Microwaves in fusion plasmas

In a magnetically confined plasma the ions and electrons experience a Lorenz force from the externally applied magnetic field which gives rise to gyromotion of the particles. The Lorenz force is equated with the centrifugal force and from this simple force balance it is found that, in the case of electrons, the gyration frequency is 28 GHz/T. The magnetic field in large fusion devices as JET, ITER and W7-X is of the order of 3 to 5 T, placing the 1st harmonic of the Electron cyclotron (EC) frequency in the range of 100 to 200 GHz. Microwaves with similar frequencies are used extensively as a tool for both heating and diagnosing the plasma.

Heating and current drive
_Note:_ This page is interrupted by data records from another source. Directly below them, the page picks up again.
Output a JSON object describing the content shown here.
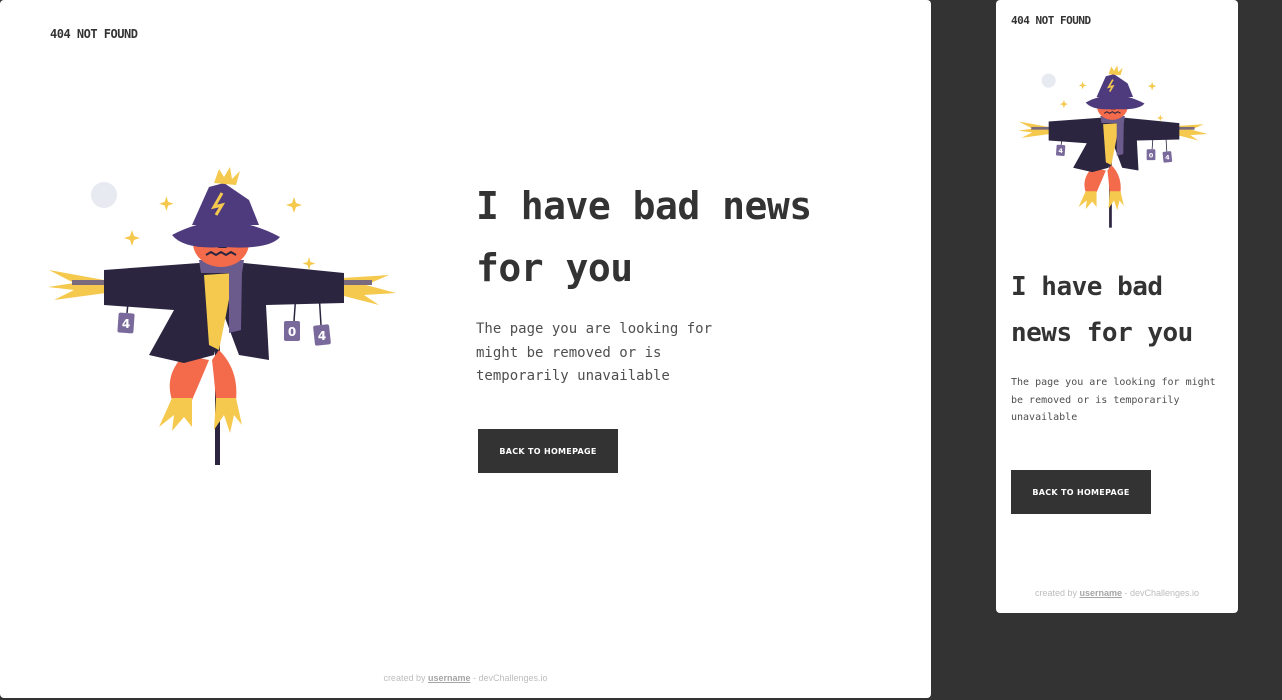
{
  "brand": "404 NOT FOUND",
  "headline": "I have bad news for you",
  "description": "The page you are looking for might be removed or is temporarily unavailable",
  "button_label": "BACK TO HOMEPAGE",
  "footer": {
    "prefix": "created by ",
    "username": "username",
    "suffix": " - devChallenges.io"
  },
  "illustration": {
    "icon": "scarecrow-illustration",
    "can_labels": [
      "4",
      "0",
      "4"
    ]
  },
  "colors": {
    "background": "#333333",
    "panel": "#ffffff",
    "text": "#333333",
    "button": "#333333"
  }
}
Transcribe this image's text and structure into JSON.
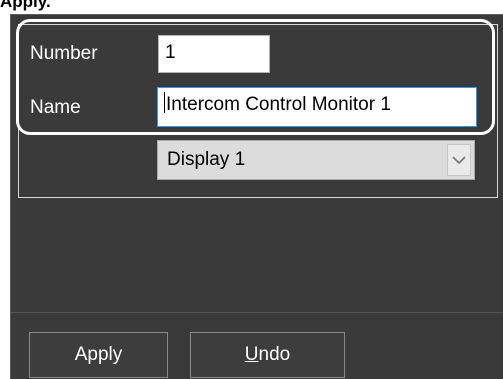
{
  "heading": "Apply.",
  "form": {
    "number_label": "Number",
    "number_value": "1",
    "name_label": "Name",
    "name_value": "Intercom Control Monitor 1",
    "display_select_value": "Display 1"
  },
  "buttons": {
    "apply_label": "Apply",
    "undo_label": "Undo"
  },
  "icons": {
    "dropdown": "chevron-down-icon"
  },
  "colors": {
    "panel_bg": "#3a3a3a",
    "focus_border": "#3399ff",
    "callout": "#ffffff"
  }
}
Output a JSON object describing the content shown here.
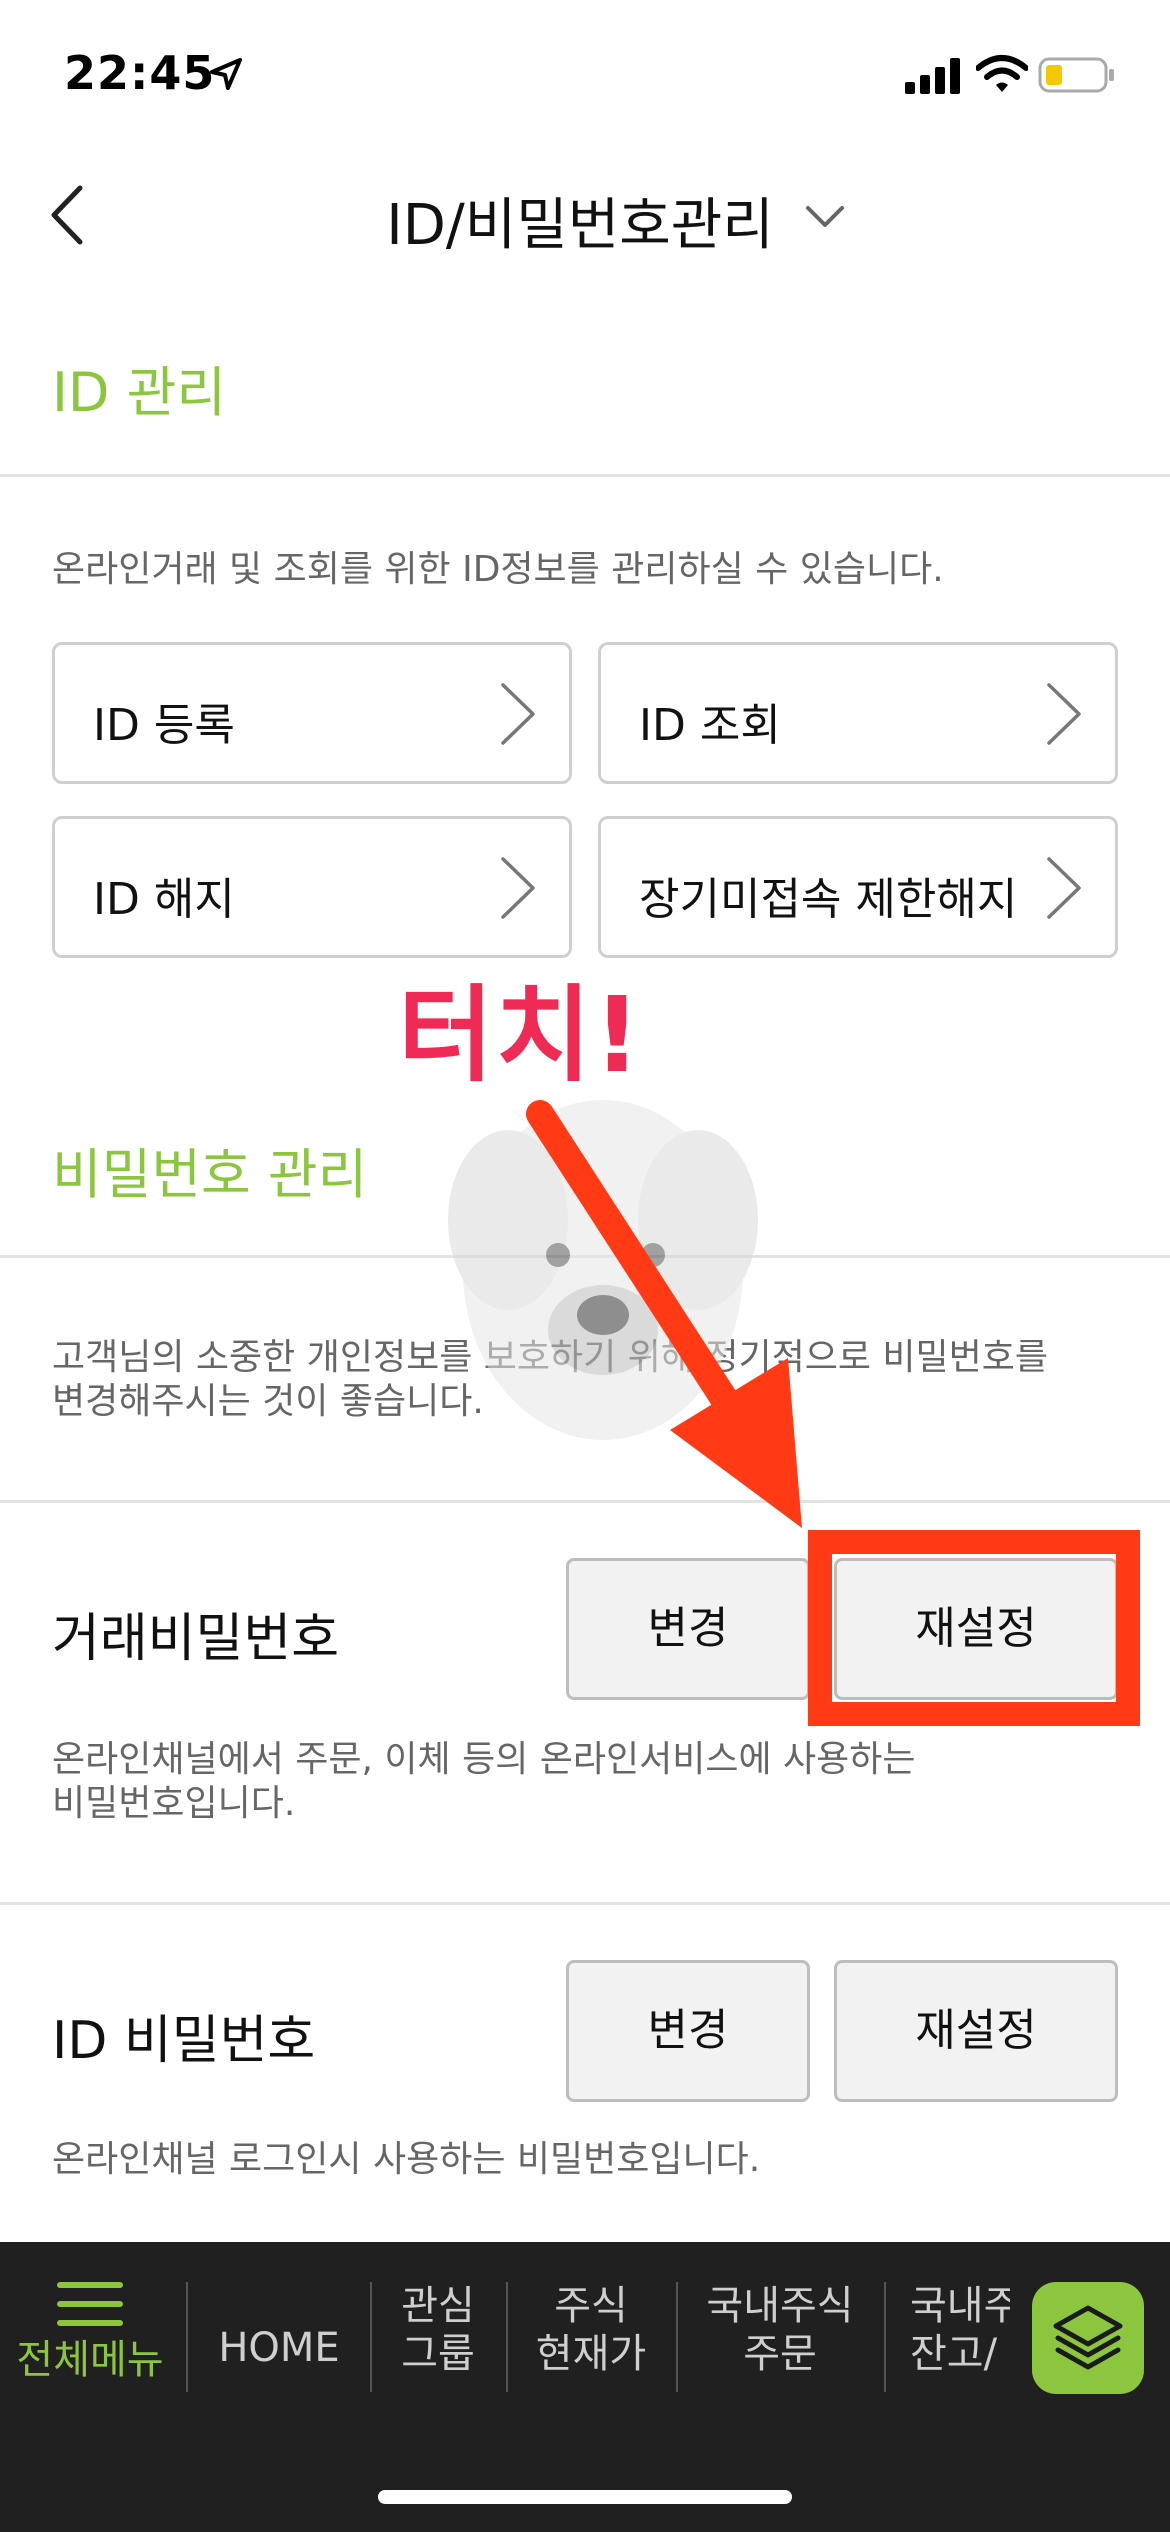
{
  "status_bar": {
    "time": "22:45",
    "icons": [
      "location-arrow-icon",
      "cellular-signal-icon",
      "wifi-icon",
      "battery-low-icon"
    ],
    "battery_color": "#f5c800"
  },
  "header": {
    "title": "ID/비밀번호관리",
    "back_icon": "chevron-left-icon",
    "dropdown_icon": "chevron-down-icon"
  },
  "id_section": {
    "title": "ID 관리",
    "description": "온라인거래 및 조회를 위한 ID정보를 관리하실 수 있습니다.",
    "buttons": [
      {
        "label": "ID 등록"
      },
      {
        "label": "ID 조회"
      },
      {
        "label": "ID 해지"
      },
      {
        "label": "장기미접속 제한해지"
      }
    ]
  },
  "password_section": {
    "title": "비밀번호 관리",
    "description_line1": "고객님의 소중한 개인정보를 보호하기 위해 정기적으로 비밀번호를",
    "description_line2": "변경해주시는 것이 좋습니다.",
    "trade_password": {
      "label": "거래비밀번호",
      "change_label": "변경",
      "reset_label": "재설정",
      "note_line1": "온라인채널에서 주문, 이체 등의 온라인서비스에 사용하는",
      "note_line2": "비밀번호입니다."
    },
    "id_password": {
      "label": "ID 비밀번호",
      "change_label": "변경",
      "reset_label": "재설정",
      "note": "온라인채널 로그인시 사용하는 비밀번호입니다."
    }
  },
  "annotation": {
    "text": "터치!",
    "text_color": "#ee2a55",
    "arrow_color": "#ff3a14",
    "highlight_color": "#ff3a14"
  },
  "tab_bar": {
    "menu": {
      "label": "전체메뉴",
      "icon": "hamburger-menu-icon"
    },
    "tabs": [
      {
        "line1": "HOME",
        "line2": ""
      },
      {
        "line1": "관심",
        "line2": "그룹"
      },
      {
        "line1": "주식",
        "line2": "현재가"
      },
      {
        "line1": "국내주식",
        "line2": "주문"
      },
      {
        "line1": "국내주",
        "line2": "잔고/"
      }
    ],
    "layers_icon": "layers-icon"
  },
  "colors": {
    "accent_green": "#8cc63f",
    "tab_bar_bg": "#202020"
  }
}
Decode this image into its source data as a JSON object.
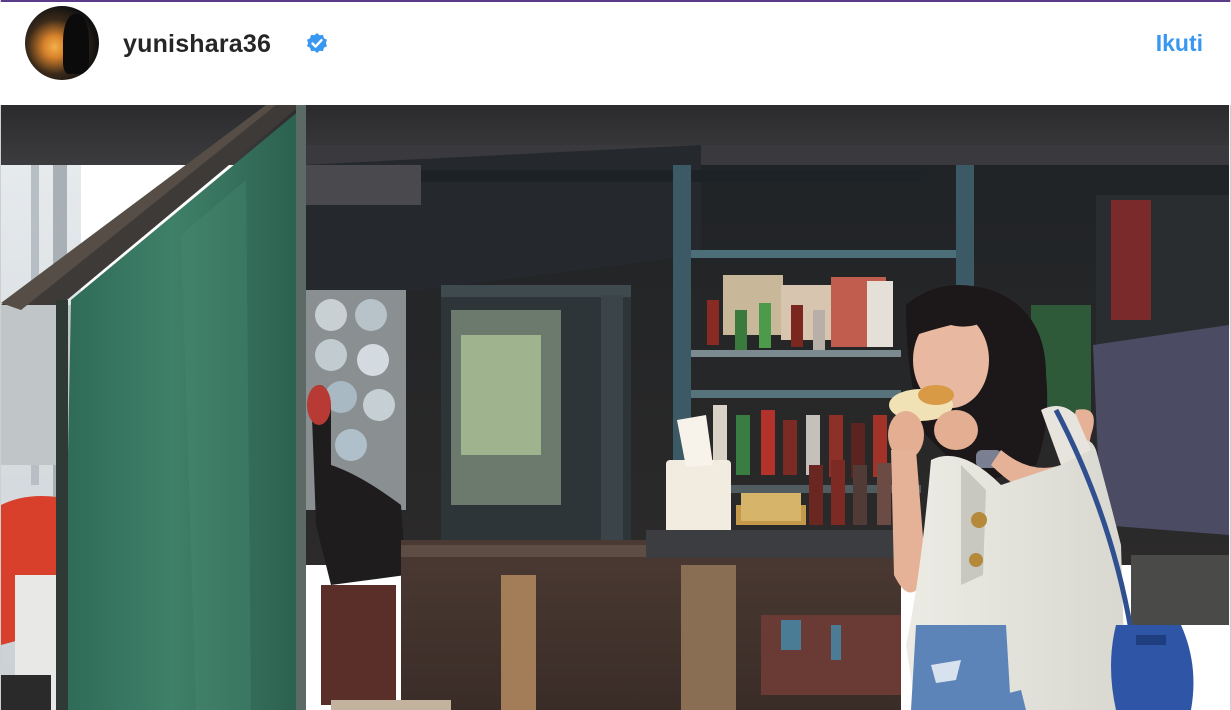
{
  "post": {
    "username": "yunishara36",
    "verified": true,
    "follow_label": "Ikuti"
  },
  "icons": {
    "verified": "verified-badge-icon",
    "avatar": "profile-avatar"
  },
  "colors": {
    "follow": "#3897f0",
    "verified_badge": "#3897f0",
    "username": "#262626",
    "top_accent": "#5b3c88"
  }
}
In a tokamak or stellarator the strength of the magnetic field decays with a 1/R dependence, with R the radius measured with respect to the center of the machine. Therefore, the EC frequency decreases with 1/R as well. By launching microwave power at the EC frequency, referred to as Electron Cyclotron Waves (ECW), the power of the waves can be transferred to the electron population at this specific resonance location. By selecting the frequency (or the magnitude of the B-field) one has thus a mechanism of localized heating. See figure 1.

Fig. 1. A simplified scheme of an Electron Cyclotron Heating system. Due to the 1/R dependence of the magnetic field that contains the plasma, the cyclotron frequencies also fall off with a 1/R dependence, with the high frequencies to the left and the low frequencies to the right. Microwaves are injected, in this example, by a double mirror arrangement inside the vacuum vessel. The microwaves travel through the plasma and are absorbed at the cyclotron resonance frequency. Localization in vertical direction is obtained by shaping the microwave beam, for simplicity drawn as a straight line in the cartoon.

The power is launched into the plasma using Gaussian beam optics which can focus to a spots size down to the order of 1.5 cm (note: figure shows a line, not a Gaussian beam). Powerful sources are available, gyrotrons with a total beam power of 1 MW, resulting in extreme power densities at the focus of up to a GW/m2. Increase of local conductivity, and / or injection under a toroidal angle, also enables to drive net current.


For diagnostic purposes high power as well as low power microwaves are used. In passive systems, such as e.g. Electron Cyclotron Emission (ECE) diagnostics, the electromagnetic radiation that the electrons emit as they gyrate around the magnetic field lines is picked up. The frequency is a measure for the location in the plasma while the intensity of ECE is a measure of the electron temperature. See figure 2 for a cartoon of the situation.

Fig. 2. A simplified scheme of an Electron Cyclotron Emission receiver. Traversing the cord from right to left the frequencies drop from high to low. This spectrum is coupled into a microwave receiver by means of transmission line, a waveguide in the case of the figure. The receiver separated the frequencies and at each frequency the microwave power is measured, which is by means of the Planck function a measure of the electron temperature.

Compared to gyrotron power, the power of the ECE is extremely small. For instance, for a plasma at 100 million K the ECE power in a localised volume - say corresponding to a few cm3 in the plasma - is of the order of several 100 nW. But at very high electron temperatures, such as expected at ITER, the total synchrotron radiation (integrated over the whole spectrum and vessel volume), is still expected to be considerable. Other microwave diagnostics are e.g. reflectometers that exploit reflection of waves depending on local density, or Collective Thomson Scattering, where photons of a microwave probing beam are scattered of electrons in the plasma.